• _What to do_
Reproduce only the lines that begin at the line with "What data populates" and run to the end of the entries; omit every picture.

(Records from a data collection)
'''
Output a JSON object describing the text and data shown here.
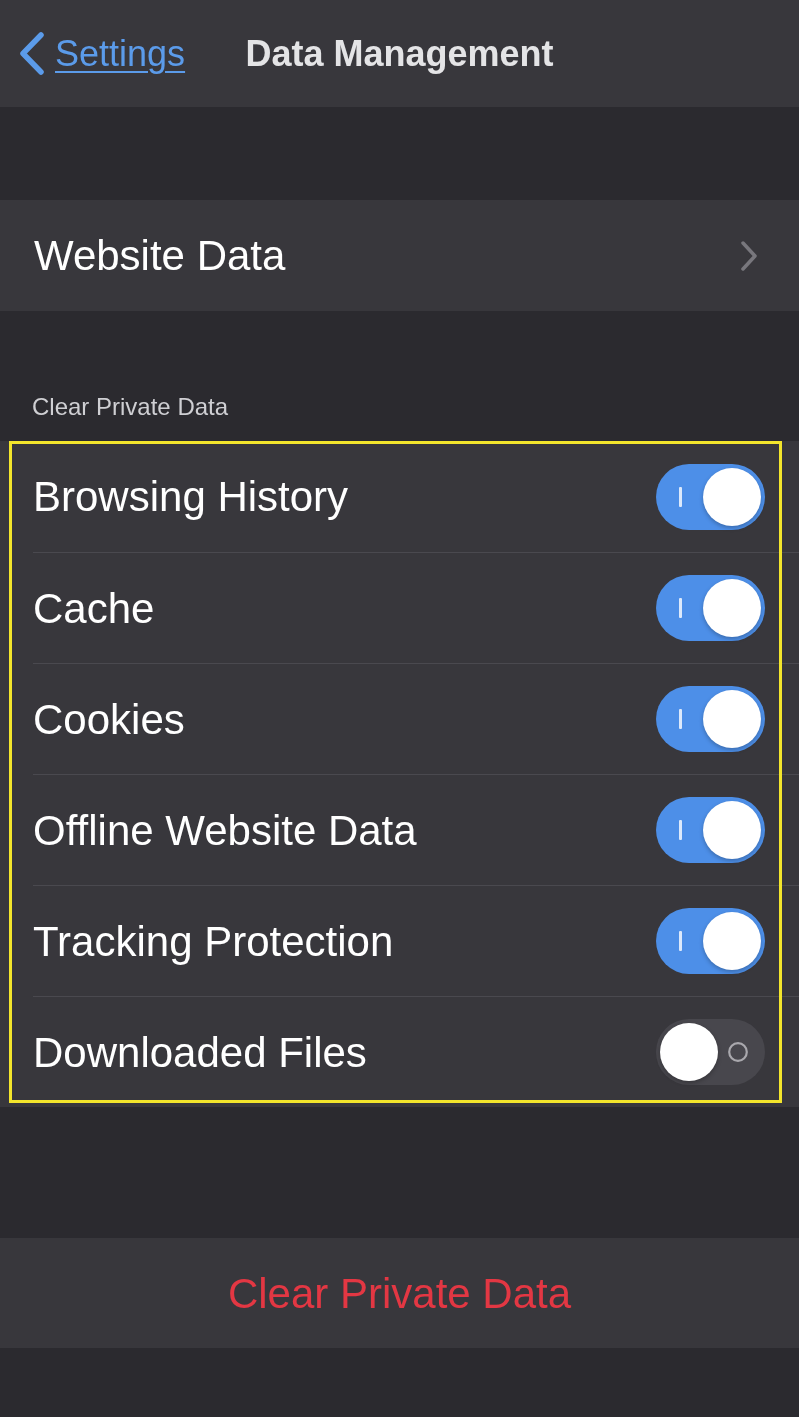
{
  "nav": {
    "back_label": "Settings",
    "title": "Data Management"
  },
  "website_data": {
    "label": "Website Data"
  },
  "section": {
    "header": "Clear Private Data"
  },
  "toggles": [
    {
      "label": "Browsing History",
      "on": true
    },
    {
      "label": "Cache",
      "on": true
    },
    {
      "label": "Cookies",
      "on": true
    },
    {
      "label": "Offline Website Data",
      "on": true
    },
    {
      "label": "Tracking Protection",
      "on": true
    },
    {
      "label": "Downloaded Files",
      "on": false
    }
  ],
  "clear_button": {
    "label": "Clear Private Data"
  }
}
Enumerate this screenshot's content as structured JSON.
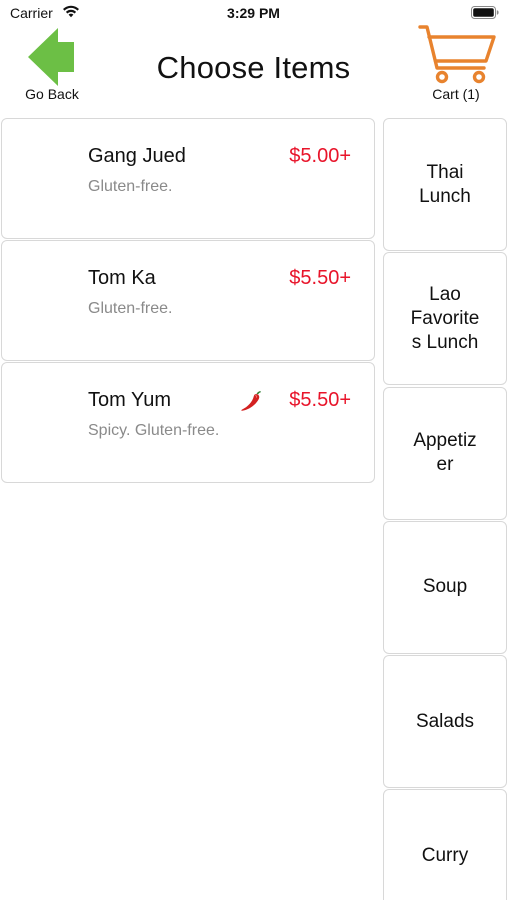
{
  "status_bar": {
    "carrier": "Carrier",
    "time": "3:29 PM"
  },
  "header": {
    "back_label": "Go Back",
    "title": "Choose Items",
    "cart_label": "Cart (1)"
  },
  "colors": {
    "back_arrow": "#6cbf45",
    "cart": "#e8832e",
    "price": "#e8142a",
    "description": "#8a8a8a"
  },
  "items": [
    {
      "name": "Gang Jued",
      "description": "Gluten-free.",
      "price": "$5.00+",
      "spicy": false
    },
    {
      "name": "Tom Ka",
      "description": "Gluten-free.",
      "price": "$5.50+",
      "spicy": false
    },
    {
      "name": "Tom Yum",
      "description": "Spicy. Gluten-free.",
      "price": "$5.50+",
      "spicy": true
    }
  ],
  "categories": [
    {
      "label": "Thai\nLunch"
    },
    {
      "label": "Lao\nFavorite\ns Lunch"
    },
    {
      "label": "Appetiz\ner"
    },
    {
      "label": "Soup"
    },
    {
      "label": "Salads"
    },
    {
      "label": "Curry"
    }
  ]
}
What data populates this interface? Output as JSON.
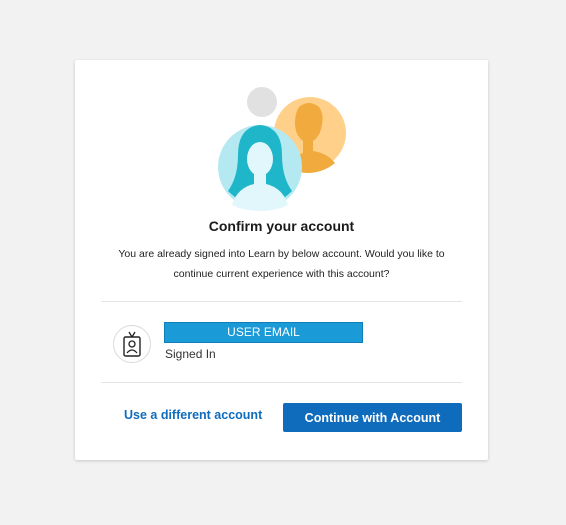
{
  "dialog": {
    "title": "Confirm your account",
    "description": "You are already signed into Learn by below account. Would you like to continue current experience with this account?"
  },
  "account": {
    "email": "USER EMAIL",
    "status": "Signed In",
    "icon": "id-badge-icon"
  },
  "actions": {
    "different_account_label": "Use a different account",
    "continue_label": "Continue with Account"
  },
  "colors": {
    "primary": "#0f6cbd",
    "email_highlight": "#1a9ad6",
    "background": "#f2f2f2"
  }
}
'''
• _Response to the task_
What data populates this interface? Output as JSON.
{
  "dialog": {
    "title": "Confirm your account",
    "description": "You are already signed into Learn by below account. Would you like to continue current experience with this account?"
  },
  "account": {
    "email": "USER EMAIL",
    "status": "Signed In",
    "icon": "id-badge-icon"
  },
  "actions": {
    "different_account_label": "Use a different account",
    "continue_label": "Continue with Account"
  },
  "colors": {
    "primary": "#0f6cbd",
    "email_highlight": "#1a9ad6",
    "background": "#f2f2f2"
  }
}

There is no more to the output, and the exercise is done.